The general is able to express his thoughts and feelings well through his thoughtful and perfectly placed words full of emotional pathos. He tells of soldiers meeting their demise unquestioning, uncomplaining, and with faith in their hearts (“American Rhetoric: General Douglas MacArthur -- Sylvanus Thayer Award Address”). Such things evoke emotions of sympathy, melancholy, and not to mention feelings of pride. MacArthur even goes as far as to say “if you lose, the nation will be destroyed” (“American Rhetoric: General Douglas MacArthur -- Sylvanus Thayer Award Address”). This brings about a flash of fear across the minds of both soldiers and soldiers-to-be alike.
It looked like there was no hope. The tenacity that Great Britain showed towards the end of the war, proves his statement. He ends his speech with some powerful ideas and words that wrap up his main idea of perseverance leading to
I do not see someone fit in C platoon that shows clear sign of insubordination and is not willing to work by the orders given by a higher officer. I personally feel that discipline is an important thing to possess as it'll show your maturity. Being able to take direct orders and follow them is important thing to have in C Platoon. I feel that more discipline you possess, the more you can accomplish in the department. Showing clear signs of you being able to take orders and remain calm is important and someones life could depend on your disciplinary training.
Catton uses a metaphor, “Lee was tidewater Virginia…” to reveal that Lee embodies the region that he is fighting for in nearly all aspects. Likewise, Catton utilizes a sentential when he states, “Life was competition” to summarize his statement that Grant believed that men earned success and privileges through hard work and competition. A hyperbaton, “Daring and resourcefulness they had, too” is employed by Catton to emphasize their qualities and how they are alike. Catton utilizes mainly cumulative sentences such as, “America was a land that was beginning all over again, dedicated to…” He uses these longer sentences to add detail and description. Catton also appropriately utilizes a formal diction to address the immensely significant historical conflict.
In the Narrative of the Life of Frederick Douglass, Douglass's battle with his master Covey is a turning point in his career as a slave in that he resolves to no longer be docile and subservient as a slave. In fighting back against Covey, Douglass frees his mind from the psychological effects of slavery. Douglass's battle with Covey marks the end of Douglass being obedient and not questioning the word of authority like he was brought up to do. Douglass vows that "the white man who expected to succeed in whipping, must also succeed in killing me." (Douglass, 83) By refusing the role of an obedient slave, Douglass also refuses the slave mindset and liberates himself.

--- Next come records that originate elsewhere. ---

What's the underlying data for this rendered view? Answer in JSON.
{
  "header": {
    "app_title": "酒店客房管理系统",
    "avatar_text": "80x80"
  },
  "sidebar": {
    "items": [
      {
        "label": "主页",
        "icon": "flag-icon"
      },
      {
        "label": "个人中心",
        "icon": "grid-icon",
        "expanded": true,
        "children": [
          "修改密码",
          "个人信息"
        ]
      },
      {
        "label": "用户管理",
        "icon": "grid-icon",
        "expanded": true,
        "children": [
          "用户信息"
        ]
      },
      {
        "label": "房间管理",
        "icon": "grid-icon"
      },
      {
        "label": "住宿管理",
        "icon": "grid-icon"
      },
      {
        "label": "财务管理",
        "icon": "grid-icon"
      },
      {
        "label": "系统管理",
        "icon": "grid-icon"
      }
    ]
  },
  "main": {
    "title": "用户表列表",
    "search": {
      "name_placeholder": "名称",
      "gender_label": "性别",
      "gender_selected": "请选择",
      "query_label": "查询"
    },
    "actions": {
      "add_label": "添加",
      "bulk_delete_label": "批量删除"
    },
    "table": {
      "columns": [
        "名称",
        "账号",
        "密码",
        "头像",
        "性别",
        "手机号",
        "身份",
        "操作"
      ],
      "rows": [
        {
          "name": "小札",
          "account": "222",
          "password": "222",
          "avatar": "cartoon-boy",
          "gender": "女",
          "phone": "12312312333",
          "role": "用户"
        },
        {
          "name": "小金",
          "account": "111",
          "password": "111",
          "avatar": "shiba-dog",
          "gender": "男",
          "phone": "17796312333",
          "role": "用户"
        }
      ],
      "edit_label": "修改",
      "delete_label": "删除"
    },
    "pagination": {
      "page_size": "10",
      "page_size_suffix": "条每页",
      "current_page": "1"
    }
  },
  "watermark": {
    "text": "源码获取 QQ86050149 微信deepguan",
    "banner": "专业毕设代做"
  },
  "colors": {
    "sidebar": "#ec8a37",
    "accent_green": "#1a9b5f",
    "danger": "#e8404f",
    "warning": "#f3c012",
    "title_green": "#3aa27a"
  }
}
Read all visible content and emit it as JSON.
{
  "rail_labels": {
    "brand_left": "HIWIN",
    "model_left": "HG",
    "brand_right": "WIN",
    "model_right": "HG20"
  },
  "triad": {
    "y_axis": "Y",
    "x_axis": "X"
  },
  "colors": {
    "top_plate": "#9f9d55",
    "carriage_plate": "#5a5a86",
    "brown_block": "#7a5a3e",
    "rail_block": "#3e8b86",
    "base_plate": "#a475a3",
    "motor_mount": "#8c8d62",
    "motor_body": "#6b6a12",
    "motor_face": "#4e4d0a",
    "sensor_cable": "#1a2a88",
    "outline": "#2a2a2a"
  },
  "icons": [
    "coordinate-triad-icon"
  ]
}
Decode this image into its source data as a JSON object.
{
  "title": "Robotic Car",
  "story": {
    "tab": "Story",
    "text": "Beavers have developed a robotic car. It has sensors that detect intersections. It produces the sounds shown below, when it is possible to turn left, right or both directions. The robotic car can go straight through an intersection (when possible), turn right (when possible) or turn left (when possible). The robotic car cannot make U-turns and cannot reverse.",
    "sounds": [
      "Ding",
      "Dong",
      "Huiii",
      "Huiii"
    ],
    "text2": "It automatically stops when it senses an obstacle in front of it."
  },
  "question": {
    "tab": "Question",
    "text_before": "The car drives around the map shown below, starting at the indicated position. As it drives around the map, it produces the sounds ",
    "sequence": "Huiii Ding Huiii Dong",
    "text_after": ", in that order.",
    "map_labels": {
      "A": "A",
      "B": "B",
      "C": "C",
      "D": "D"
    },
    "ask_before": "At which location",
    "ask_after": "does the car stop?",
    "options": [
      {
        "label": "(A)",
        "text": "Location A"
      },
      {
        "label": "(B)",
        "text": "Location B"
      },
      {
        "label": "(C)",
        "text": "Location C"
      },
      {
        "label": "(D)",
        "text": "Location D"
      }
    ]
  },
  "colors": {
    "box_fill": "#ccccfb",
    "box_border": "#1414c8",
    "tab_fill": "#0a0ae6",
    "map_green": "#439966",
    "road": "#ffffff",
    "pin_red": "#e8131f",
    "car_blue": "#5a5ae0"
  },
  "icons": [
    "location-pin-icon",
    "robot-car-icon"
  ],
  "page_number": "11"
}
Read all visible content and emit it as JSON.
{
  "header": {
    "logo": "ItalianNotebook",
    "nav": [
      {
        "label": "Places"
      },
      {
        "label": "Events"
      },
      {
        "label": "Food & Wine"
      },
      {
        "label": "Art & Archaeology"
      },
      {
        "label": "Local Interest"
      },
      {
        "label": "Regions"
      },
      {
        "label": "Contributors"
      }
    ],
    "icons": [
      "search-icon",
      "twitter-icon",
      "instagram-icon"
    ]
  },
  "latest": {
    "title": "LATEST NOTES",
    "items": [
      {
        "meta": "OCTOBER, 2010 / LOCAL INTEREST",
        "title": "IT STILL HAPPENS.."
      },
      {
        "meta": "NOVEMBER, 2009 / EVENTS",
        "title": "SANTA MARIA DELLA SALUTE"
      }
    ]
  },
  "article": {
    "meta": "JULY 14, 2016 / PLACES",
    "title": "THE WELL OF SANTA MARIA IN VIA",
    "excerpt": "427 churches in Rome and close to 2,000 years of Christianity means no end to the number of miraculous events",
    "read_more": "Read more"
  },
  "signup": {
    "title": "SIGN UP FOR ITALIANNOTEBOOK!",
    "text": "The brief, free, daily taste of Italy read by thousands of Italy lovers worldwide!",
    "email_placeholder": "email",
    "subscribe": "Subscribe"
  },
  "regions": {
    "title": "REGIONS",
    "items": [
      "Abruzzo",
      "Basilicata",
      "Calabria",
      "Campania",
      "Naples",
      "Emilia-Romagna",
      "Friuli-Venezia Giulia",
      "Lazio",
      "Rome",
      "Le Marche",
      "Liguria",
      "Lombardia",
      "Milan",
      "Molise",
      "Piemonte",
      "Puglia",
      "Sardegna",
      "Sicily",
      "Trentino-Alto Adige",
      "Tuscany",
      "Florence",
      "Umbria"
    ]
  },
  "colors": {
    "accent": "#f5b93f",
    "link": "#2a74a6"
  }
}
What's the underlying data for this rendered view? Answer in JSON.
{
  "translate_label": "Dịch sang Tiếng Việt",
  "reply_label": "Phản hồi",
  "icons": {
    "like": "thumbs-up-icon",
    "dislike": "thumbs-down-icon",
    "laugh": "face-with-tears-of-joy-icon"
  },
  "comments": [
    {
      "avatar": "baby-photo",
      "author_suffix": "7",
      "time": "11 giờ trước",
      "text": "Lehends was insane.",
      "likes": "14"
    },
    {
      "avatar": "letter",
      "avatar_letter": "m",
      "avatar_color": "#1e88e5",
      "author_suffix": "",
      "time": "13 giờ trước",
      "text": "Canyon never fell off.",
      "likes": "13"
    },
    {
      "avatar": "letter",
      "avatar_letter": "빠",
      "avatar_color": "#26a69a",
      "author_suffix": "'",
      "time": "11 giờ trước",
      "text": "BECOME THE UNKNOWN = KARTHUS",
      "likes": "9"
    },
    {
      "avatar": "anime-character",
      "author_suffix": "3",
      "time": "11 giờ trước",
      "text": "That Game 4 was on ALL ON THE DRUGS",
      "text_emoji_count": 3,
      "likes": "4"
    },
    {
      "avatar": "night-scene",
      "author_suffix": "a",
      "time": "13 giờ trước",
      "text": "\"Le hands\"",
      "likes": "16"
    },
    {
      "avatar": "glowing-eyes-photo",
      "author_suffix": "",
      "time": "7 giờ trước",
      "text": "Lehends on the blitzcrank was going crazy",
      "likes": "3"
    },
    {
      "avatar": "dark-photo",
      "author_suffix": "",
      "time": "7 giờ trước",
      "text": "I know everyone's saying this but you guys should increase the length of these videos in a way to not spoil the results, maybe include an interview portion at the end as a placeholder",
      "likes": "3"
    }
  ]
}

Defining heroism is a daunting task as the notion of heroism is unduly egocentric. However, in Ernest Gaines’s novel, A Lesson Before Dying, the character Grant Wiggins displays a myriad of heroic traits that shows how altruistic he truly is. The novel begins with Grant being a cynical and selfish person, nonetheless, he proves to be an epitome of heroism as trials test him in several manners. During the time that he visits Jefferson in jail, he reveals perseverance, compassion, and selflessness. Throughout Gaines’s novel, Grant Wiggins shows his perseverance transcendentally well; namely when Grant was given the arduous undertaking of making Jefferson walk to the electrocution chair proudly.
Churchill stated that what he was saying was not aiming at " recrimination", and all he wanted was to give the people a clear image of England 's situation. Churchill continues his speech by telling his people that instead of worrying about the past, they rather be thinking about the future, and about all the things they could do to gain victory. As Churchill says: "of this I am quite sure, that if we open a quarrel between the past and the present, we shall find that we have lost the future." Churchill also talked about how the people should obey their leaders and trust that were doing what was the best for
But with the military bedroom, with step by step you were leading your kids that real-life super heroes are few things beat out the military. Don't think too hard, it's just giving educational to your kids about praising the country, not more or may it will, depends on you. When you are an army, you should be go with your mission for months at a time, leaving behind your family and friends, to make sure that we can sleep safely at
As the narrator learns of Father Flynn’s death during a dinner with his guardians and Cotter, he “knew that [he] was under observation, so [he] continued eating as if the news had not interested [him]” (Joyce 2). By presenting the narrator’s family members as an antagonistic force, Joyce deepens the turmoil as the narrator must conduct a battle within his mind over Father Flynn, while simultaneously concealing the fact that this battle exists. However, the source of this inner turmoil, Father Flynn, provokes the narrator into conflict without a physical presence. Rather, as the narrator ruminates on his interactions with Flynn, the memories of Flynn begin to haunt the narrator, leaving the narrator consumed by ambivalence. While the narrator received a unique education from the priest, he “found it strange that neither I nor the day seemed in a mourning mood” (Joyce 4).